Aurinia’s stock went in the wrong direction because, after Lupkynis being approved in 2021, the company was widely expected to be a red-hot takeover target, which did not happen until now, and the new drug’s first-year sales did not go as well as predicted since the pandemic brought some unforeseen logistical issues. Since initial sales were more than a little underwhelming, some growth investors abandoned ship.
But Aurinia’s stock ought to eventually rebound, since Lupkynis addresses an unmet need in a sizable marketplace. Investors should be patient, however and not expect a quick turnaround. Like most early commercial-stage biotechs, Aurinia is fighting against a wave of negative sentiment right now. Therefore, this stock is best suited to investors who don’t mind buying some stock and holding it for the long term.
Taylor Carmichael shares his insight about Shockwave Medical, which is massively growing right now. Its minimally invasive platform for treatment of calcified plaques in arteries, via intravascular lithotripsy (IVL) is really innovative. Basically, Shockwave’s device uses sonic pressure waves to destroy calcium deposits without harming the soft tissue.
Shockwave’s platform is expected to become the standard treatment for calcified arteries, and investors are counting on a lot of recurring revenue. The company is now still placing its devices in hospitals around the world. Shockwave had $237 million in sales last year, up 250% from 2020. Revenue spiked even higher in the fourth quarter, up 271% from a year ago.
And if Aurinia suffered because of pandemic disruption, Shockwave’s results are remarkable, given the conditions. For 2022, the company is projecting revenue growth from 71% to 79%, which seems conservative, especially since Medicare doubled the payout to hospitals using the Shockwave’s device in 2022. This is a validation of the company’s platform and ultimately a financial boon for Shockwave as more and more hospitals will opt for IVL to treat calcified deposits in arteries.

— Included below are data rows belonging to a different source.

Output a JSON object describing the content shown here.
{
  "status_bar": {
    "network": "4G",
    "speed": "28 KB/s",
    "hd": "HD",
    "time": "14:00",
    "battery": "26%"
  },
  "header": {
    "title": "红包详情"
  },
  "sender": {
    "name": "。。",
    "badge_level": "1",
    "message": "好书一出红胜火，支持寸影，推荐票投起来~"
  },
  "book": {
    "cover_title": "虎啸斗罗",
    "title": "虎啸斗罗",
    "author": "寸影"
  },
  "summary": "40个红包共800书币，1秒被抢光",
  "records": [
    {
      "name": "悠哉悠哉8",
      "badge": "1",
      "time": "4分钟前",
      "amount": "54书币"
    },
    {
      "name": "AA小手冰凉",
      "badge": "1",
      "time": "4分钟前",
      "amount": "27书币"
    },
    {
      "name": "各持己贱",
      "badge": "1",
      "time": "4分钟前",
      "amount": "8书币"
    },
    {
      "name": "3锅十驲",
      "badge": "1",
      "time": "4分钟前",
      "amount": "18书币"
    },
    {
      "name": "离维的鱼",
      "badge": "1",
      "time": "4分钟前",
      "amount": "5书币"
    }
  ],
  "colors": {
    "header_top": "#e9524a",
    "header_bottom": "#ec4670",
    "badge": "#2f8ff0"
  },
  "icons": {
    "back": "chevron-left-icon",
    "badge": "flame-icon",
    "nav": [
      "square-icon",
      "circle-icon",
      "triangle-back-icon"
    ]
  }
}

Although the stock has gotten cheaper over the last year, the price-to-sales ratio having dropped from 76 in June to 22 now, the market is still pricing it for fantastic future growth. With a $5 billion market cap, Shockwave has plenty of room to keep on administering positive shocks to the stock market.